After the trailer for a new Ted Bundy movie starring Zac Efron came out last Friday, the Internet was abuzz with people talking about how uncomfortable they feel with this potentially romanticization of a serial killer (Efron is, after all, a heartthrob, and a lot of the mythology about Bundy has been built around his looks). On Tuesday, a Ted Bundy survivor reacted to Zac Efron's casting as the serial killer.
Kathy Kleiner Rubin, who survived being attacked by Bundy when she was a 20-year-old college student in 1978, watched trailer for Efron's movie, Extremely Wicked, Shockingly Evil and Vile, in an interview with TMZ. The survivor had a somewhat surprising response to the Bundy biopic, saying, "I don't have a problem with people looking at it, and as long as they understand that what they're watching wasn't a normal person."
That's not exactly the response one might expect from a victim of Bundy's calculated attacks regarding a movie which many believe seems to glorify Bundy, rather than portray the man who confessed to murdering at least 30 women, per The Guardian, in the negative light he deserves. Kleiner Rubin told TMZ that she agrees that the upcoming Efron flick, which also stars Lily Collins, seems to portray Bundy in a more flattering light than she might hope for. "I think the movie does glorify him more than I think he should be, but like I said, I think everyone should see it and understand him as what he was even when he was the 'perfect son,'" she said in a video chat interview.
Even though she cautioned against normalizing Bundy, Kleiner Rubin acknowledged that in order to portray the killer in an honest way, you have to include some aspect of the serial killer's charisma. "When they do say positive and wonderful things about him — that's what they saw, that's what Bundy wanted you to see, so it was picked up as that," Kleiner Rubin told TMZ.
Earlier this week, Rolling Stone published an interview with Kleiner Rubin in which the survivor recalled her experience as a college student at Florida State University, where Bundy crept into her bedroom and nearly killed her. "He hit me in the face and broke my jaw in three places and I passed out," Kleiner Rubin said, recalling the break in, which targeted the whole Chi Omega sorority dorm. Another woman named Karen Chandler survived the attack along with Kleiner Rubin, but Bundy murdered two of the sorority sisters in a nearby room, per The Washington Post.
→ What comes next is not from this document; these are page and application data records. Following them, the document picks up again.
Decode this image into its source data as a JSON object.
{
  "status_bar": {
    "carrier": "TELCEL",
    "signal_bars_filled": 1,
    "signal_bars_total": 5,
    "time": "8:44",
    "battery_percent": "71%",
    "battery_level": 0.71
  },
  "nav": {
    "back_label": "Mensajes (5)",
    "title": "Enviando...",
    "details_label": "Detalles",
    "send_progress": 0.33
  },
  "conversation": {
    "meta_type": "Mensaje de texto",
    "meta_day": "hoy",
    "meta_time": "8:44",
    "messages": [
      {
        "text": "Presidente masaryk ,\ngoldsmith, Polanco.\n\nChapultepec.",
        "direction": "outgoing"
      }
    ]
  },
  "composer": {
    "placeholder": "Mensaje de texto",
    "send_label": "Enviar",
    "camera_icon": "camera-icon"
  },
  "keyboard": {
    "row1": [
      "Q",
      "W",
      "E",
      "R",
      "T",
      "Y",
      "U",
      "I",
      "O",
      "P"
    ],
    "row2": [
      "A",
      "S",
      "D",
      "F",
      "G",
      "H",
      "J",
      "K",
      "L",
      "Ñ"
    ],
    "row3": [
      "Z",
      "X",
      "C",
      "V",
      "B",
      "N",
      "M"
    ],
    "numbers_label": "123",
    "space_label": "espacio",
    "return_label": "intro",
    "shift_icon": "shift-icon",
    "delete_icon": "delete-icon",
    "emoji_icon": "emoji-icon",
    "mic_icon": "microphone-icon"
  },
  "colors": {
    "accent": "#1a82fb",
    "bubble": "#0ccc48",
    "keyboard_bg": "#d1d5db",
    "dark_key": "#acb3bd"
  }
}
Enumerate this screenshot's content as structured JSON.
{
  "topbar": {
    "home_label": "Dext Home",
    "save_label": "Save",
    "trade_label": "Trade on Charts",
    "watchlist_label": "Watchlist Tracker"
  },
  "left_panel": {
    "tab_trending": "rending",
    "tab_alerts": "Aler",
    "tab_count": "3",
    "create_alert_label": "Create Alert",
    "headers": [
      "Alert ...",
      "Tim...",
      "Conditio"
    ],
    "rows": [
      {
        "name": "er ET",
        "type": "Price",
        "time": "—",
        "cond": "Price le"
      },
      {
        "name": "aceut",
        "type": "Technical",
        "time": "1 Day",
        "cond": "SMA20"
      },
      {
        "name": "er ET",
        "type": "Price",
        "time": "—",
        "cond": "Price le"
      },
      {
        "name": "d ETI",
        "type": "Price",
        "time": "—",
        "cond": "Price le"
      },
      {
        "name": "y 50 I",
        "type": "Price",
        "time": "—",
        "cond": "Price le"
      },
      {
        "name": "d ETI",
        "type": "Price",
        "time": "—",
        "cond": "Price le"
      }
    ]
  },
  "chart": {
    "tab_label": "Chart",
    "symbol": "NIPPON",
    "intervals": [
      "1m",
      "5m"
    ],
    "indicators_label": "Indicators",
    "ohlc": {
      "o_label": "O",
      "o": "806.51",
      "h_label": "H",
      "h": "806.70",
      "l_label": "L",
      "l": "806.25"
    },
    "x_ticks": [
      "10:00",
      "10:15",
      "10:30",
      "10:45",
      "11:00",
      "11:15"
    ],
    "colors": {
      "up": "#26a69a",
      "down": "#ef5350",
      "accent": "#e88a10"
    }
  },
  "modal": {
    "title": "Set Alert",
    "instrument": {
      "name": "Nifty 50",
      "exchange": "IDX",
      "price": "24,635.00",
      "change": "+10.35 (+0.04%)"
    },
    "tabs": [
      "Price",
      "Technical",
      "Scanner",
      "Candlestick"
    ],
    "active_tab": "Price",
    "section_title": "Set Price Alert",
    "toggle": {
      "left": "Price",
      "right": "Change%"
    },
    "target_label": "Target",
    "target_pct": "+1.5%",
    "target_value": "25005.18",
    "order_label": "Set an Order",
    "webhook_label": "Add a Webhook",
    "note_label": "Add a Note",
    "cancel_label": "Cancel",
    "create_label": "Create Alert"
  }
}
That was in 1978, the final year of Bundy's four-year killing spree that targeted young, college-aged women like Kleiner Rubin.
In her interviews with both TMZ and Rolling Stone, Kleiner Rubin expressed that she encourages people to learn about Bundy, rather than avoid movies and documentaries like Netflix's The Ted Bundy Tapes. "I think it’s good for people to read books about Bundy. I really do. They need to know that there’s evil out there, but they can control it," the survivor, now in her forties, told Rolling Stone.
In her interview with TMZ, Bundy's surviving victim explained that she's now speaking out in order to "care for the women," and she advised, "In your gut if you just feel that something doesn't feel right, just say no." And if listening to your gut means going to see Extremely Wicked, Shockingly Evil and Vile, well, then, Kleiner Rubin is OK with that.